→ DATA FOR ANALYSIS:
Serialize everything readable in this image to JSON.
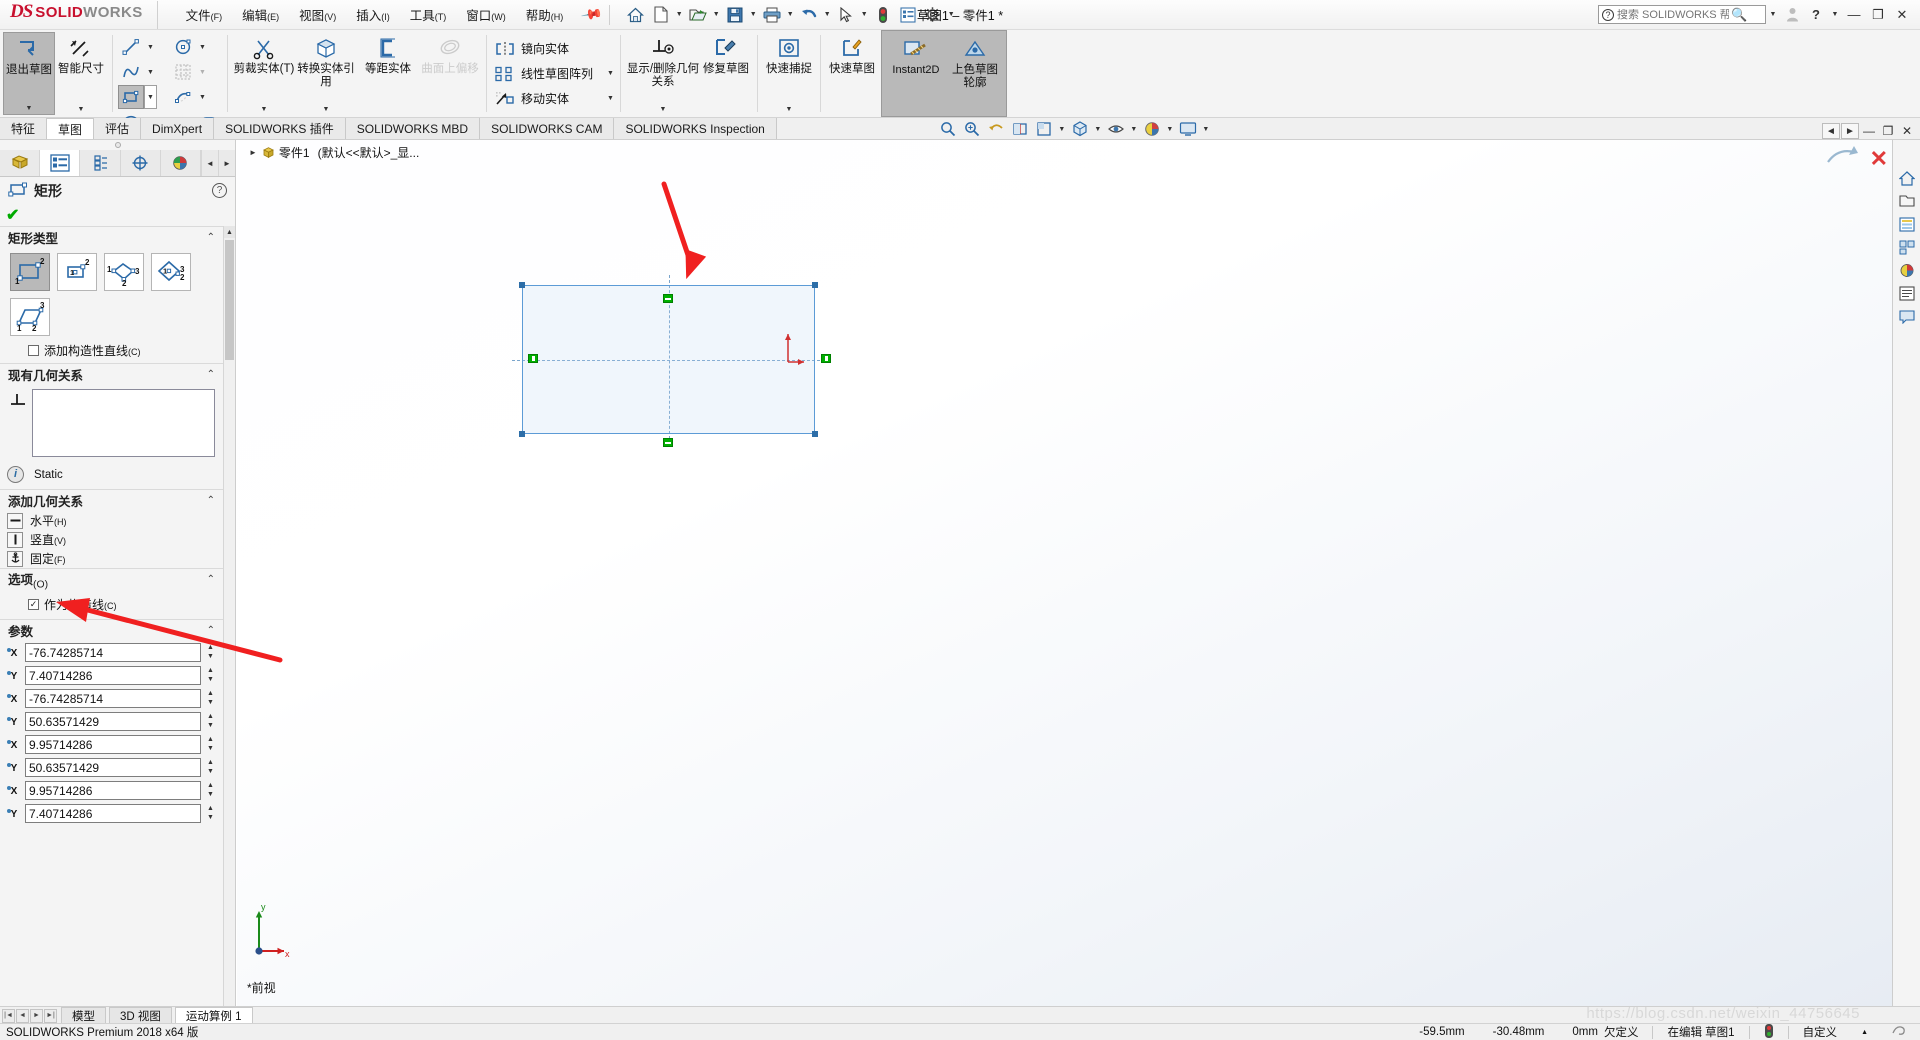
{
  "titlebar": {
    "brand": {
      "ds": "DS",
      "solid": "SOLID",
      "works": "WORKS"
    },
    "menus": [
      {
        "label": "文件",
        "accel": "(F)"
      },
      {
        "label": "编辑",
        "accel": "(E)"
      },
      {
        "label": "视图",
        "accel": "(V)"
      },
      {
        "label": "插入",
        "accel": "(I)"
      },
      {
        "label": "工具",
        "accel": "(T)"
      },
      {
        "label": "窗口",
        "accel": "(W)"
      },
      {
        "label": "帮助",
        "accel": "(H)"
      }
    ],
    "quick_access": [
      {
        "name": "home-icon",
        "glyph": "⌂"
      },
      {
        "name": "new-document-icon",
        "glyph": "🗋"
      },
      {
        "name": "open-folder-icon",
        "glyph": "📂"
      },
      {
        "name": "save-icon",
        "glyph": "💾"
      },
      {
        "name": "print-icon",
        "glyph": "🖨"
      },
      {
        "name": "undo-icon",
        "glyph": "↩"
      },
      {
        "name": "select-cursor-icon",
        "glyph": "➤"
      },
      {
        "name": "rebuild-icon",
        "glyph": "🚦"
      },
      {
        "name": "options-list-icon",
        "glyph": "▤"
      },
      {
        "name": "settings-gear-icon",
        "glyph": "⚙"
      }
    ],
    "document_title": "草图1 – 零件1 *",
    "search_placeholder": "搜索 SOLIDWORKS 帮助",
    "window_buttons": {
      "minimize": "—",
      "restore": "❐",
      "close": "✕",
      "help": "?",
      "account": "👤"
    }
  },
  "ribbon": {
    "exit_sketch": "退出草图",
    "smart_dimension": "智能尺寸",
    "sketch_tools": [
      {
        "name": "line-tool",
        "glyph": "╱",
        "caret": true
      },
      {
        "name": "circle-tool",
        "glyph": "◎",
        "caret": true
      },
      {
        "name": "spline-tool",
        "glyph": "∿",
        "caret": true
      },
      {
        "name": "pattern-tool",
        "glyph": "▦",
        "caret": false
      },
      {
        "name": "rectangle-tool",
        "glyph": "▭",
        "caret": true,
        "selected": true
      },
      {
        "name": "arc-tool",
        "glyph": "◡",
        "caret": true
      },
      {
        "name": "ellipse-tool",
        "glyph": "⬭",
        "caret": true
      },
      {
        "name": "text-tool",
        "glyph": "A",
        "caret": false
      },
      {
        "name": "slot-tool",
        "glyph": "▬",
        "caret": true
      },
      {
        "name": "polygon-tool",
        "glyph": "⬡",
        "caret": false
      },
      {
        "name": "fillet-tool",
        "glyph": "◜",
        "caret": true
      },
      {
        "name": "point-tool",
        "glyph": "▪",
        "caret": false
      }
    ],
    "trim_entities": "剪裁实体(T)",
    "convert_entities": "转换实体引用",
    "offset_entities": "等距实体",
    "offset_on_surface": "曲面上偏移",
    "mirror_entities": "镜向实体",
    "linear_sketch_pattern": "线性草图阵列",
    "move_entities": "移动实体",
    "display_delete_relations": "显示/删除几何关系",
    "repair_sketch": "修复草图",
    "quick_snaps": "快速捕捉",
    "quick_sketch": "快速草图",
    "instant_2d": "Instant2D",
    "shaded_sketch_contours": "上色草图轮廓"
  },
  "tabs": [
    {
      "label": "特征",
      "active": false
    },
    {
      "label": "草图",
      "active": true
    },
    {
      "label": "评估",
      "active": false
    },
    {
      "label": "DimXpert",
      "active": false
    },
    {
      "label": "SOLIDWORKS 插件",
      "active": false
    },
    {
      "label": "SOLIDWORKS MBD",
      "active": false
    },
    {
      "label": "SOLIDWORKS CAM",
      "active": false
    },
    {
      "label": "SOLIDWORKS Inspection",
      "active": false
    }
  ],
  "view_toolbar": [
    {
      "name": "zoom-to-fit-icon",
      "glyph": "🔍"
    },
    {
      "name": "zoom-area-icon",
      "glyph": "⊕"
    },
    {
      "name": "previous-view-icon",
      "glyph": "↺"
    },
    {
      "name": "section-view-icon",
      "glyph": "◧"
    },
    {
      "name": "view-orientation-icon",
      "glyph": "⬚"
    },
    {
      "name": "display-style-icon",
      "glyph": "◰"
    },
    {
      "name": "hide-show-icon",
      "glyph": "👁"
    },
    {
      "name": "apply-scene-icon",
      "glyph": "🎨"
    },
    {
      "name": "view-settings-icon",
      "glyph": "🖥"
    }
  ],
  "property_panel": {
    "tabs": [
      {
        "name": "feature-manager-tab",
        "glyph": "◆",
        "active": false
      },
      {
        "name": "property-manager-tab",
        "glyph": "▤",
        "active": true
      },
      {
        "name": "configuration-manager-tab",
        "glyph": "⫼",
        "active": false
      },
      {
        "name": "dimxpert-manager-tab",
        "glyph": "✛",
        "active": false
      },
      {
        "name": "appearances-tab",
        "glyph": "◕",
        "active": false
      }
    ],
    "title": "矩形",
    "rectangle_type": {
      "header": "矩形类型",
      "options": [
        {
          "name": "corner-rectangle",
          "selected": true
        },
        {
          "name": "center-rectangle",
          "selected": false
        },
        {
          "name": "3-point-corner-rectangle",
          "selected": false
        },
        {
          "name": "3-point-center-rectangle",
          "selected": false
        },
        {
          "name": "parallelogram",
          "selected": false
        }
      ],
      "add_construction_lines": {
        "label": "添加构造性直线",
        "accel": "(C)",
        "checked": false
      }
    },
    "existing_relations": {
      "header": "现有几何关系",
      "items": [],
      "status": "Static"
    },
    "add_relations": {
      "header": "添加几何关系",
      "items": [
        {
          "label": "水平",
          "accel": "(H)",
          "name": "horizontal-relation"
        },
        {
          "label": "竖直",
          "accel": "(V)",
          "name": "vertical-relation"
        },
        {
          "label": "固定",
          "accel": "(F)",
          "name": "fix-relation"
        }
      ]
    },
    "options": {
      "header": "选项",
      "header_accel": "(O)",
      "for_construction": {
        "label": "作为构造线",
        "accel": "(C)",
        "checked": true
      }
    },
    "parameters": {
      "header": "参数",
      "fields": [
        {
          "axis": "X",
          "value": "-76.74285714"
        },
        {
          "axis": "Y",
          "value": "7.40714286"
        },
        {
          "axis": "X",
          "value": "-76.74285714"
        },
        {
          "axis": "Y",
          "value": "50.63571429"
        },
        {
          "axis": "X",
          "value": "9.95714286"
        },
        {
          "axis": "Y",
          "value": "50.63571429"
        },
        {
          "axis": "X",
          "value": "9.95714286"
        },
        {
          "axis": "Y",
          "value": "7.40714286"
        }
      ]
    }
  },
  "graphics": {
    "feature_tree_root": "零件1",
    "feature_tree_config": "(默认<<默认>_显...",
    "view_label": "*前视",
    "triad": {
      "x": "x",
      "y": "y"
    }
  },
  "bottom_tabs": [
    {
      "label": "模型",
      "active": false
    },
    {
      "label": "3D 视图",
      "active": false
    },
    {
      "label": "运动算例 1",
      "active": true
    }
  ],
  "statusbar": {
    "version": "SOLIDWORKS Premium 2018 x64 版",
    "coord_x": "-59.5mm",
    "coord_y": "-30.48mm",
    "coord_z": "0mm",
    "state": "欠定义",
    "editing": "在编辑 草图1",
    "custom": "自定义"
  }
}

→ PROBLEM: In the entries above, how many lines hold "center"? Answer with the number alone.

→ TASK OUTPUT: 2